Support for connective tissue
ApresFlex® has also shown to inhibit MMP-3 activity (an enzyme involved in the breakdown of proteins during tissue remodeling in normal physiological processes), helping protect against degradation of collagen, a vital component of connective tissues. 4
Quercetin Phytosome and Bioavailability
Quercetin is a versatile antioxidant, providing protective abilities, inflammatory response support, gastro protective support, and support for the inhibition of histamine. To provide additional support to the horse, we chose Quercefit®, the patented Quercetin Phytosome extract, sourced from the Japanese pagoda tree.
Quercetin Phytosome is the most bioavailable quercetin on the market. This is extremely important for quercetin’s role as an inflammatory regulator. It can inhibit both COX and LOX enzymes. 5
Adaptogen support: Tulsi and Reishi
Adaptogens are categorized as specific plants, fungi, and foods that increase the body’s resistance to stress, anxiety, and fatigue. Certain adaptogens can support the adrenal gland and help the body avoid excess cortisol production. Adaptogens assist the body in adapting to physical, environmental, and mental stress. Adaptogens help restore equilibrium to the body.

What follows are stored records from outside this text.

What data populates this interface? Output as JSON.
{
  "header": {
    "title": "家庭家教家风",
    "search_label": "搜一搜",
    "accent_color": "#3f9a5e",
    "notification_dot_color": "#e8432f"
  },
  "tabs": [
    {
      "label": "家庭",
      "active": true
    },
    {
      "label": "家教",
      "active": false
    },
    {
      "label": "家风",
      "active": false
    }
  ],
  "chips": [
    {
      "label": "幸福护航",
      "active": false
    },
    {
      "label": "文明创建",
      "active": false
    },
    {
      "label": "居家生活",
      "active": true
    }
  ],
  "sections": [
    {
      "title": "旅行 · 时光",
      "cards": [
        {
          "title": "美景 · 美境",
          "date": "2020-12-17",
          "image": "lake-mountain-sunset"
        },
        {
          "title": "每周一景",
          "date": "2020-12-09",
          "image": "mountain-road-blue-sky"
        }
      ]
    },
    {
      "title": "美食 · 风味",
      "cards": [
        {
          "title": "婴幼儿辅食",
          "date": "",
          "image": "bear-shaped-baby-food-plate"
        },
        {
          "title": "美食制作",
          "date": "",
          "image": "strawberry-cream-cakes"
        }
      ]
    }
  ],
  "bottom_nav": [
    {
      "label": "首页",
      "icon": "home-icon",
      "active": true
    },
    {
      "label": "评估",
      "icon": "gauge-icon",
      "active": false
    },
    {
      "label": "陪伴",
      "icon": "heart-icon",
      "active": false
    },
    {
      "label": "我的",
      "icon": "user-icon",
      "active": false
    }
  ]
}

Key adaptogens are Tulsi (Holy Basil) and Reishi mushrooms. Tulsi and Reishi can strengthen the glandular and circulatory systems, promote recovery, and help support cellular energy transfer.
Tulsi is one of the most well-known adaptogens in Ayurvedic medicine, and Reishi one of the most well-known adaptogens in Chinese Medicine.

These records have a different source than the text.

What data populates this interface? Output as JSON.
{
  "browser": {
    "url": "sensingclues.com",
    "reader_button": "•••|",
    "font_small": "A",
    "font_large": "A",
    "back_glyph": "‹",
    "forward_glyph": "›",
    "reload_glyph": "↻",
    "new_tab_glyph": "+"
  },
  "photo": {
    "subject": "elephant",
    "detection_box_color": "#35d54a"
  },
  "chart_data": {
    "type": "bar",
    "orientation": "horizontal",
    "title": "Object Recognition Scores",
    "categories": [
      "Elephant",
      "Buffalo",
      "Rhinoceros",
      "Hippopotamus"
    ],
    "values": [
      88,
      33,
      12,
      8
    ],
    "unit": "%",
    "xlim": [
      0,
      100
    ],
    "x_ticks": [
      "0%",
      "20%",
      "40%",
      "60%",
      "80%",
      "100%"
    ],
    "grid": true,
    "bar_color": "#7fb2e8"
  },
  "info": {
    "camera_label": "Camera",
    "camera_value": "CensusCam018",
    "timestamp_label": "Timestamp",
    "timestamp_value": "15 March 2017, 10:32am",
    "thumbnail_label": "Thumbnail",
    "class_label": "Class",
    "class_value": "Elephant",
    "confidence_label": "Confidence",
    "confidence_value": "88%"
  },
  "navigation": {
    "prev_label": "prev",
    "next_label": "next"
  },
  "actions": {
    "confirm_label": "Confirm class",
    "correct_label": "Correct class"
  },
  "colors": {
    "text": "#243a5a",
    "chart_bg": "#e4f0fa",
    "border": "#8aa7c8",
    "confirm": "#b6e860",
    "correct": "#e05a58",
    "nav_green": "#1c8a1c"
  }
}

Superoxide Dismutase – SOD for Discomfort
Superoxide Dismutase (SOD) is an enzyme that helps break down harmful free radical molecules in the body. This enzyme is present both inside and outside cell membranes. Can play an important role in regulating inflammation and discomfort.

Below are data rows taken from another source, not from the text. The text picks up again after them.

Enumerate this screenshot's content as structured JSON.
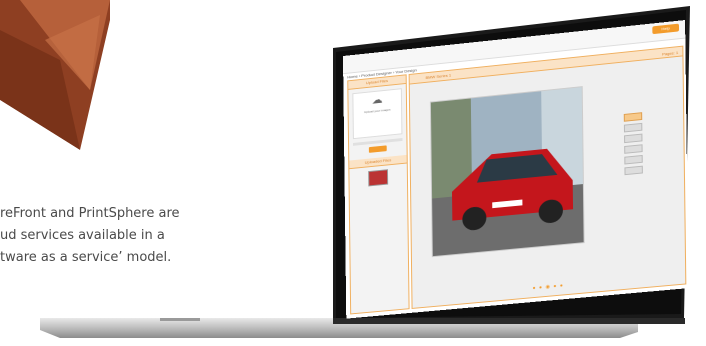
{
  "intro": {
    "line1": "reFront and PrintSphere are",
    "line2": "ud services available in a",
    "line3": "tware as a service’ model."
  },
  "colors": {
    "accent": "#f39c2c",
    "panel_header": "#fbe3c6",
    "deco_brown": "#9a4a28",
    "laptop_bezel": "#1a1a1a",
    "laptop_body": "#cfcfcf"
  },
  "screen": {
    "help_button": "Help",
    "breadcrumb": "Home › Product Designer › Your Design",
    "left_panel": {
      "upload_header": "Upload Files",
      "upload_text": "Upload your images",
      "upload_icon": "cloud-upload-icon",
      "uploaded_header": "Uploaded Files"
    },
    "main": {
      "header": "BMW Series 1",
      "pages_label": "Pages: 1"
    }
  }
}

Supplementing with SOD has often been problematic because it is a large molecule that is not readily absorbed.
An innovative company in France discovered that a particular melon variety (Charentais) contained high quantities of SOD. Combining the extracted SOD with a glycoprotein from wheat produced a scientific breakthrough in the delivery of SOD. The glycoproteins allow the SOD to stick to the epithelial cells in the small intestine, enabling the SOD to be utilized by the body. 6
This patented extract is called GliSODin®. Biostar is the first company in the equine industry to provide this important extract to horses.
98% Pure Resveratrol
Resveratrol is one of the most investigated food compounds today. It has more than 12,000 scientific publications and over 200 clinical trials. Resveratrol has a wide range of biological activities including antioxidant, cardioprotective, neuroprotective and inflammatory-response support.
Veri-te® resveratrol from Swiss company Evolva was developed with a yeast fermentation process. This process assures a 98% pure resveratrol.
Resveratrol regulates inflammation differently than Cox-2 and Lox-5 inhibitors. It regulates the inflammatory response through signaling pathways which are the body’s early steps in inflammation formation. 7
Together in one Supplement
Remedium Nadi EQ is a unique blend of state-of-the-art ingredients, backed by science, to help support the normal inflammatory response and recovery process. It supports ease and comfort in older horses. Our biologically active ingredients work with the body to maintain homeostasis and wellbeing.
Beta Testing Remedium Nadi EQ
As we do with other Biostar products, we conducted beta tests on horses to see the effects and efficacy of the formulation. The beta tests were conducted from February 2021-June 2021 on 15 horses and show ponies. The results showed that 75% of the beta test horses demonstrated positive and beneficial support from the supplement. The horses with chronic joint challenges on average showed improvement in 7-10 days. For the horses and ponies needing support during competition, results were evident in 24 hours. One horse out of the 15 did not find the supplement palatable.
LOOK FOR IT September 1, 2021!
(Note ApresFlex® was originally patented as Aflapin® and this study reflects the original name)